[Opening PROVIDED RECORDS section]

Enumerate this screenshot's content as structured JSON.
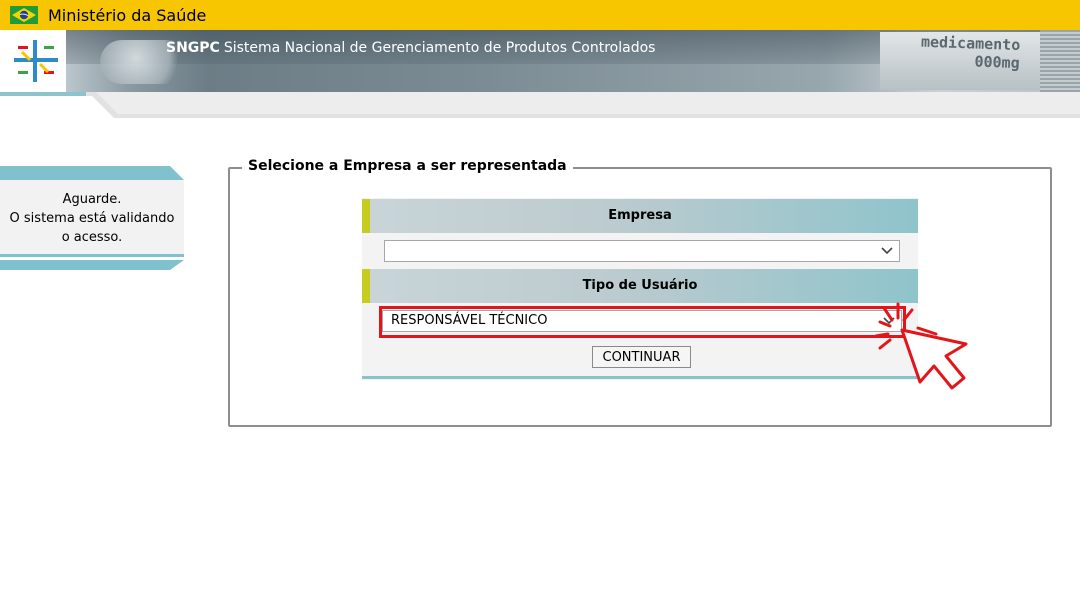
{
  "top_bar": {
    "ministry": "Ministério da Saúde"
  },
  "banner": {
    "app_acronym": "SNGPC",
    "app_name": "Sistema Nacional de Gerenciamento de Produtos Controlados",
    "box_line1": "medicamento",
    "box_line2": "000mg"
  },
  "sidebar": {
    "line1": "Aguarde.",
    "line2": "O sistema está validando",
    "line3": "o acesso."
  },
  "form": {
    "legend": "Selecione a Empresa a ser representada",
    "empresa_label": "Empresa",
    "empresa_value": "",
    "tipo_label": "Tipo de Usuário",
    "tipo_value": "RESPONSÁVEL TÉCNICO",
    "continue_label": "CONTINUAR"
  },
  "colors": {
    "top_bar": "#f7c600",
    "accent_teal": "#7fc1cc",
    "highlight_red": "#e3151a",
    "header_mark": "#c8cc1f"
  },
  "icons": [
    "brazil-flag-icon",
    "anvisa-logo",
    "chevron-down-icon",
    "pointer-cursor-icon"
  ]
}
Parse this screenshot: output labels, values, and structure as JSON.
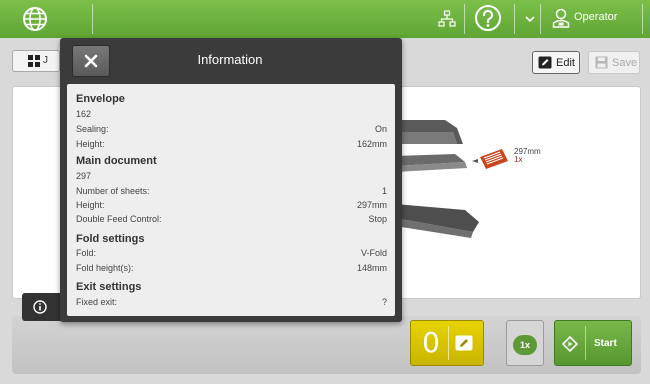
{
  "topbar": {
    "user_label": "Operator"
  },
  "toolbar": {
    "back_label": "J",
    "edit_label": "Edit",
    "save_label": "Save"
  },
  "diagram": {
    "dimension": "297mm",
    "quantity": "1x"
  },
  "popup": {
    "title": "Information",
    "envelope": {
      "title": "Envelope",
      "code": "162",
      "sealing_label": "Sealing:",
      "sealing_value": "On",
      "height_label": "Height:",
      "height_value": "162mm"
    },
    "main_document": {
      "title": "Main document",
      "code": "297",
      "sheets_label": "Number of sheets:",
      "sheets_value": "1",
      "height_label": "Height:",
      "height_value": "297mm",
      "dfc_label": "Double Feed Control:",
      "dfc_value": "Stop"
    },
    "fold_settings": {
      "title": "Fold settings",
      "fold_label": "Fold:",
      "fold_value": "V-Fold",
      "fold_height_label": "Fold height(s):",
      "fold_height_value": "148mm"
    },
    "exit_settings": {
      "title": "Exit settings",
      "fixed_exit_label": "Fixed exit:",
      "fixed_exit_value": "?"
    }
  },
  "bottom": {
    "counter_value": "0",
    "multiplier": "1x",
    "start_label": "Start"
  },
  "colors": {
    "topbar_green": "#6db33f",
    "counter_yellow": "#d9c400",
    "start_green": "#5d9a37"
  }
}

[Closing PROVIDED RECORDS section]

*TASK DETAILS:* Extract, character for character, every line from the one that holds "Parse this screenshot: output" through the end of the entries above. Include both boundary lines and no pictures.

*SOLUTION FOR THIS TASK:*
Parse this screenshot: output labels, values, and structure as JSON.
{
  "topbar": {
    "user_label": "Operator"
  },
  "toolbar": {
    "back_label": "J",
    "edit_label": "Edit",
    "save_label": "Save"
  },
  "diagram": {
    "dimension": "297mm",
    "quantity": "1x"
  },
  "popup": {
    "title": "Information",
    "envelope": {
      "title": "Envelope",
      "code": "162",
      "sealing_label": "Sealing:",
      "sealing_value": "On",
      "height_label": "Height:",
      "height_value": "162mm"
    },
    "main_document": {
      "title": "Main document",
      "code": "297",
      "sheets_label": "Number of sheets:",
      "sheets_value": "1",
      "height_label": "Height:",
      "height_value": "297mm",
      "dfc_label": "Double Feed Control:",
      "dfc_value": "Stop"
    },
    "fold_settings": {
      "title": "Fold settings",
      "fold_label": "Fold:",
      "fold_value": "V-Fold",
      "fold_height_label": "Fold height(s):",
      "fold_height_value": "148mm"
    },
    "exit_settings": {
      "title": "Exit settings",
      "fixed_exit_label": "Fixed exit:",
      "fixed_exit_value": "?"
    }
  },
  "bottom": {
    "counter_value": "0",
    "multiplier": "1x",
    "start_label": "Start"
  },
  "colors": {
    "topbar_green": "#6db33f",
    "counter_yellow": "#d9c400",
    "start_green": "#5d9a37"
  }
}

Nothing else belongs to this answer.